  • Published
  • By Airman 1st Class Amber Litteral
  • 33rd Fighter Wing

With closures everywhere due to COVID-19,  the Air Force Armament Museum was no exception. However, the staff have taken the opportunity to update their facility. Stepping up to help, Airmen from the 33rd Aircraft Maintenance Squadron coordinated with museum staff and volunteered their time to assist with some of the early stages of the renovation process.


“I knew the Airmen could handle the work, and we knew they needed the help,” said Staff Sgt. Jeffrey Warra, the 33rd Aircraft Maintenance Squadron security manager. “Many hands make light work.”


There were a total of 14 Airmen who volunteered and worked in shifts throughout the month of June. The volunteers included 33rd AMXS crew chiefs, weapons troops, and specialists. The Airmen removed the original paint and cleaned the museum floors before repainting them from aqua green to the Air Force 118 Grey.


The volunteers had to move the current displays to prepare the floors for the new paint job.
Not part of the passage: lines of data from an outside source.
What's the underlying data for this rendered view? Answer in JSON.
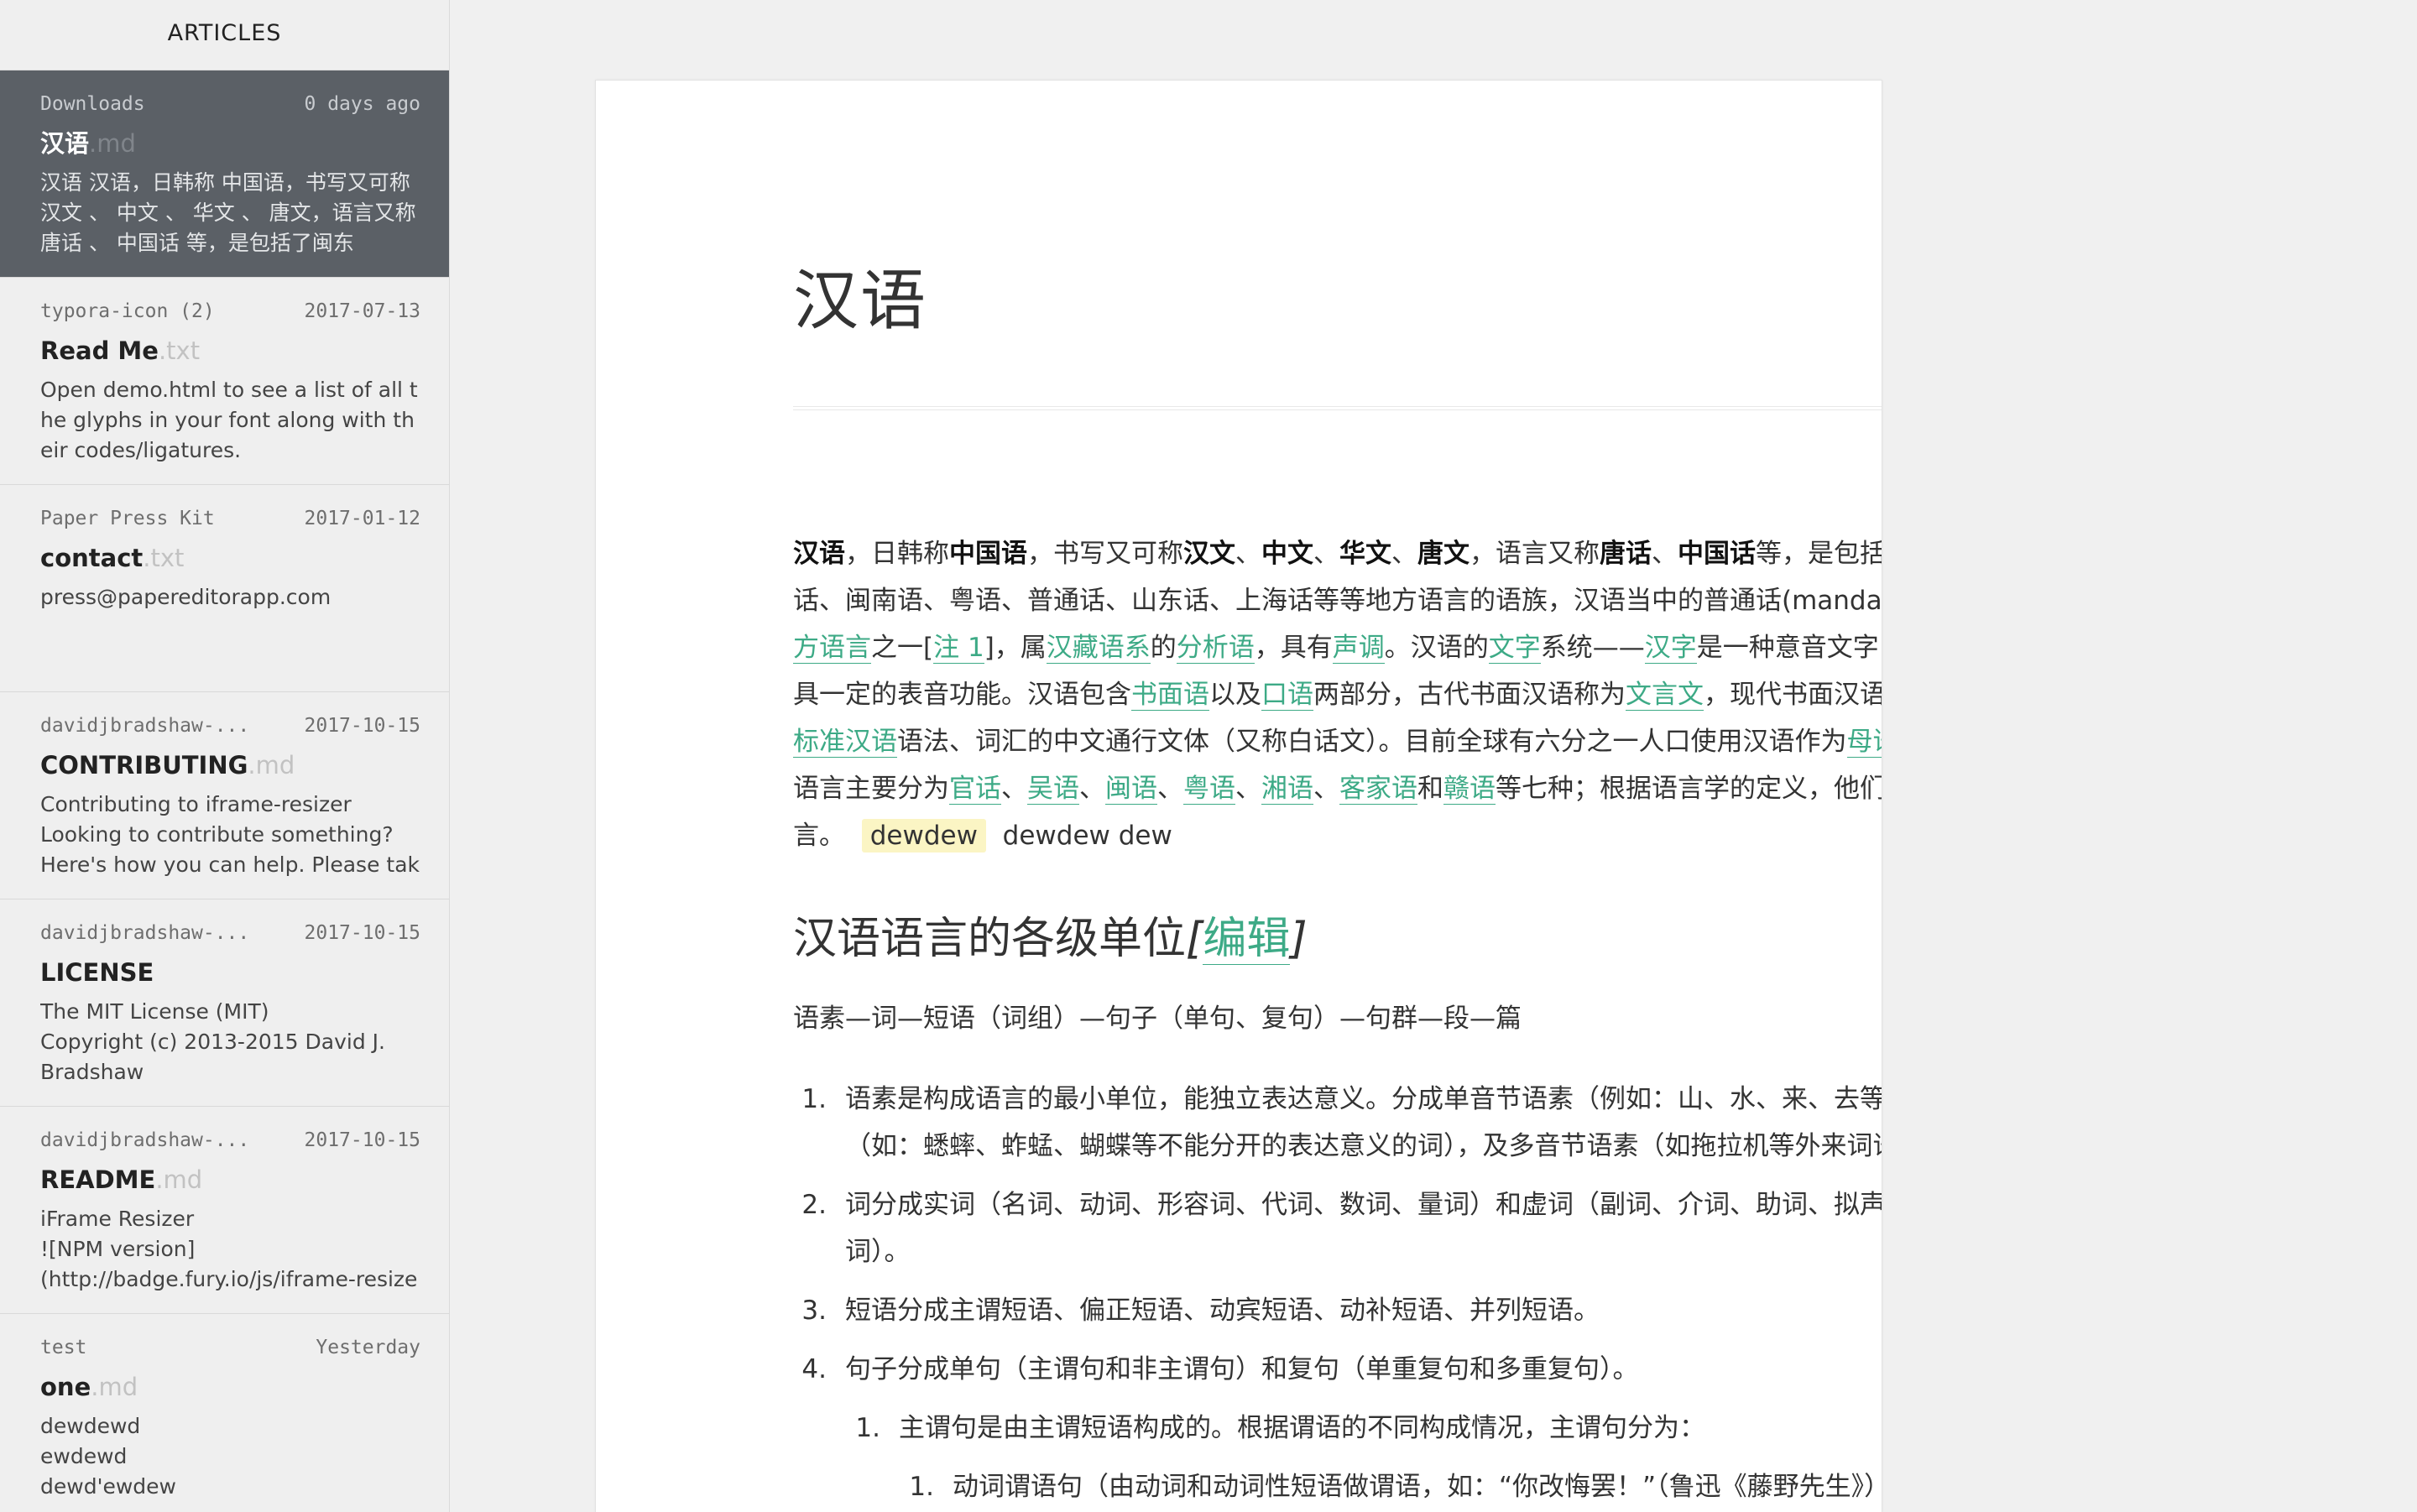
{
  "sidebar": {
    "header": "ARTICLES",
    "articles": [
      {
        "folder": "Downloads",
        "date": "0 days ago",
        "title": "汉语",
        "ext": ".md",
        "excerpt": "汉语 汉语，日韩称 中国语，书写又可称 汉文 、 中文 、 华文 、 唐文，语言又称 唐话 、 中国话 等，是包括了闽东"
      },
      {
        "folder": "typora-icon (2)",
        "date": "2017-07-13",
        "title": "Read Me",
        "ext": ".txt",
        "excerpt": "Open demo.html to see a list of all the glyphs in your font along with their codes/ligatures."
      },
      {
        "folder": "Paper Press Kit",
        "date": "2017-01-12",
        "title": "contact",
        "ext": ".txt",
        "excerpt": "press@papereditorapp.com"
      },
      {
        "folder": "davidjbradshaw-...",
        "date": "2017-10-15",
        "title": "CONTRIBUTING",
        "ext": ".md",
        "excerpt": "Contributing to iframe-resizer\nLooking to contribute something?\nHere's how you can help. Please take a"
      },
      {
        "folder": "davidjbradshaw-...",
        "date": "2017-10-15",
        "title": "LICENSE",
        "ext": "",
        "excerpt": "The MIT License (MIT)\nCopyright (c) 2013-2015 David J.\nBradshaw"
      },
      {
        "folder": "davidjbradshaw-...",
        "date": "2017-10-15",
        "title": "README",
        "ext": ".md",
        "excerpt": "iFrame Resizer\n![NPM version]\n(http://badge.fury.io/js/iframe-resizer)"
      },
      {
        "folder": "test",
        "date": "Yesterday",
        "title": "one",
        "ext": ".md",
        "excerpt": "dewdewd\newdewd\ndewd'ewdew"
      }
    ]
  },
  "doc": {
    "title": "汉语",
    "p1": {
      "s1": "汉语",
      "s2": "，日韩称",
      "s3": "中国语",
      "s4": "，书写又可称",
      "s5": "汉文",
      "s6": "、",
      "s7": "中文",
      "s8": "、",
      "s9": "华文",
      "s10": "、",
      "s11": "唐文",
      "s12": "，语言又称",
      "s13": "唐话",
      "s14": "、",
      "s15": "中国话",
      "s16": "等，是包括了闽东话、客家话、闽南语、粤语、普通话、山东话、上海话等等地方语言的语族，汉语当中的普通话(mandarin)是",
      "l1": "联合国官方语言",
      "s17": "之一[",
      "l2": "注 1",
      "s18": "]，属",
      "l3": "汉藏语系",
      "s19": "的",
      "l4": "分析语",
      "s20": "，具有",
      "l5": "声调",
      "s21": "。汉语的",
      "l6": "文字",
      "s22": "系统——",
      "l7": "汉字",
      "s23": "是一种意音文字，表意的同时也具一定的表音功能。汉语包含",
      "l8": "书面语",
      "s24": "以及",
      "l9": "口语",
      "s25": "两部分，古代书面汉语称为",
      "l10": "文言文",
      "s26": "，现代书面汉语一般指使用",
      "l11": "现代标准汉语",
      "s27": "语法、词汇的中文通行文体（又称白话文）。目前全球有六分之一人口使用汉语作为",
      "l12": "母语",
      "s28": "。汉语内部的语言主要分为",
      "l13": "官话",
      "s29": "、",
      "l14": "吴语",
      "s30": "、",
      "l15": "闽语",
      "s31": "、",
      "l16": "粤语",
      "s32": "、",
      "l17": "湘语",
      "s33": "、",
      "l18": "客家语",
      "s34": "和",
      "l19": "赣语",
      "s35": "等七种；根据语言学的定义，他们都是是独立的语言。",
      "hl": "dewdew",
      "tail": "dewdew dew"
    },
    "h2": {
      "text": "汉语语言的各级单位",
      "open": "[",
      "link": "编辑",
      "close": "]"
    },
    "p2": "语素—词—短语（词组）—句子（单句、复句）—句群—段—篇",
    "list": [
      {
        "num": "1.",
        "text": "语素是构成语言的最小单位，能独立表达意义。分成单音节语素（例如：山、水、来、去等），和双音节（如：蟋蟀、蚱蜢、蝴蝶等不能分开的表达意义的词），及多音节语素（如拖拉机等外来词语）。"
      },
      {
        "num": "2.",
        "text": "词分成实词（名词、动词、形容词、代词、数词、量词）和虚词（副词、介词、助词、拟声词、叹词、连词）。"
      },
      {
        "num": "3.",
        "text": "短语分成主谓短语、偏正短语、动宾短语、动补短语、并列短语。"
      },
      {
        "num": "4.",
        "text": "句子分成单句（主谓句和非主谓句）和复句（单重复句和多重复句）。"
      }
    ],
    "sub": {
      "num": "1.",
      "text": "主谓句是由主谓短语构成的。根据谓语的不同构成情况，主谓句分为："
    },
    "subsub": {
      "num": "1.",
      "text": "动词谓语句（由动词和动词性短语做谓语，如：“你改悔罢！”（鲁迅《藤野先生》）“我就往仙台的医学专修学校去。”（鲁迅《藤野先生》））"
    }
  },
  "colors": {
    "link": "#3daa86",
    "active_article_bg": "#5b6066",
    "highlight": "#fbf5c4"
  }
}
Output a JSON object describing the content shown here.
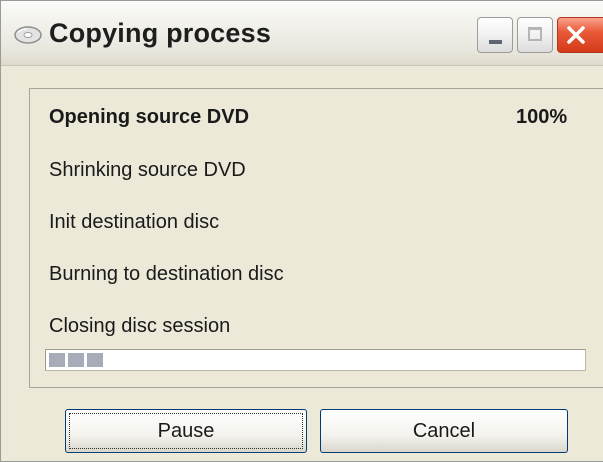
{
  "window": {
    "title": "Copying process",
    "controls": {
      "minimize": "minimize",
      "maximize": "maximize",
      "close": "close"
    }
  },
  "steps": [
    {
      "label": "Opening source DVD",
      "active": true
    },
    {
      "label": "Shrinking source DVD",
      "active": false
    },
    {
      "label": "Init destination disc",
      "active": false
    },
    {
      "label": "Burning to destination disc",
      "active": false
    },
    {
      "label": "Closing disc session",
      "active": false
    }
  ],
  "current_step_percent": "100%",
  "progress": {
    "blocks_filled": 3,
    "fraction": 0.11
  },
  "buttons": {
    "pause": "Pause",
    "cancel": "Cancel"
  },
  "colors": {
    "close_button": "#D33B1A",
    "progress_block": "#A8ABB8",
    "window_bg": "#ECE9D8"
  },
  "icons": [
    "disc-app-icon",
    "minimize-icon",
    "maximize-icon",
    "close-icon"
  ]
}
The Airmen used straps or rolling jacks to transport the exhibits. heavier items required the use of a forklift. For one exhibit, in particular, the Airmen had to work together and used an elevator to successfully transport the display to the second floor. 


“We moved displays such as bombs, missiles, benches, and an ejection seat to different parts of the museum,” said Senior Airman Crystal Romero, a support section Airman at the 33rd Aircraft Maintenance Squadron. 


In addition to the work on the floor, the 33rd AMXS sheet metal shop provided metalwork to help improve other aspects of the museum. This opportunity allowed Airmen to gain more experience in sheet metal operations during a time when there were limited sheet metal tasks. The volunteer work provided Airmen valuable hands-on training  and skill maintenance while they learned more about Air Force history.


“Being able to renovate a historical museum was a chance to attain a purposeful role and learn about history,” said Senior Airman Lee Rosendahl, a 33rd AMXS Airman. “We have a mission to accomplish here. However, it is important to branch out and apply ourselves to other missions in our community.”


In times like this, even more so than usual, a sense of camaraderie and support is vital. The Airmen of the 33rd AMXS provided their time and capabilities to contribute to the continued preservation of military history.


“The Air Force Armament Museum represents the long history and lineage of the Air Force, along with the men and women of the US Armed Forces,” said Warra. “I remember the awe I felt the first time I walked through one. You feel like you have traveled back in time, and you get a chance to relive the past. This is not only monumental in understanding our roots as Airmen; it gives us a sense of what they went through. It is a special feeling, one I would like to pass on to future generations.”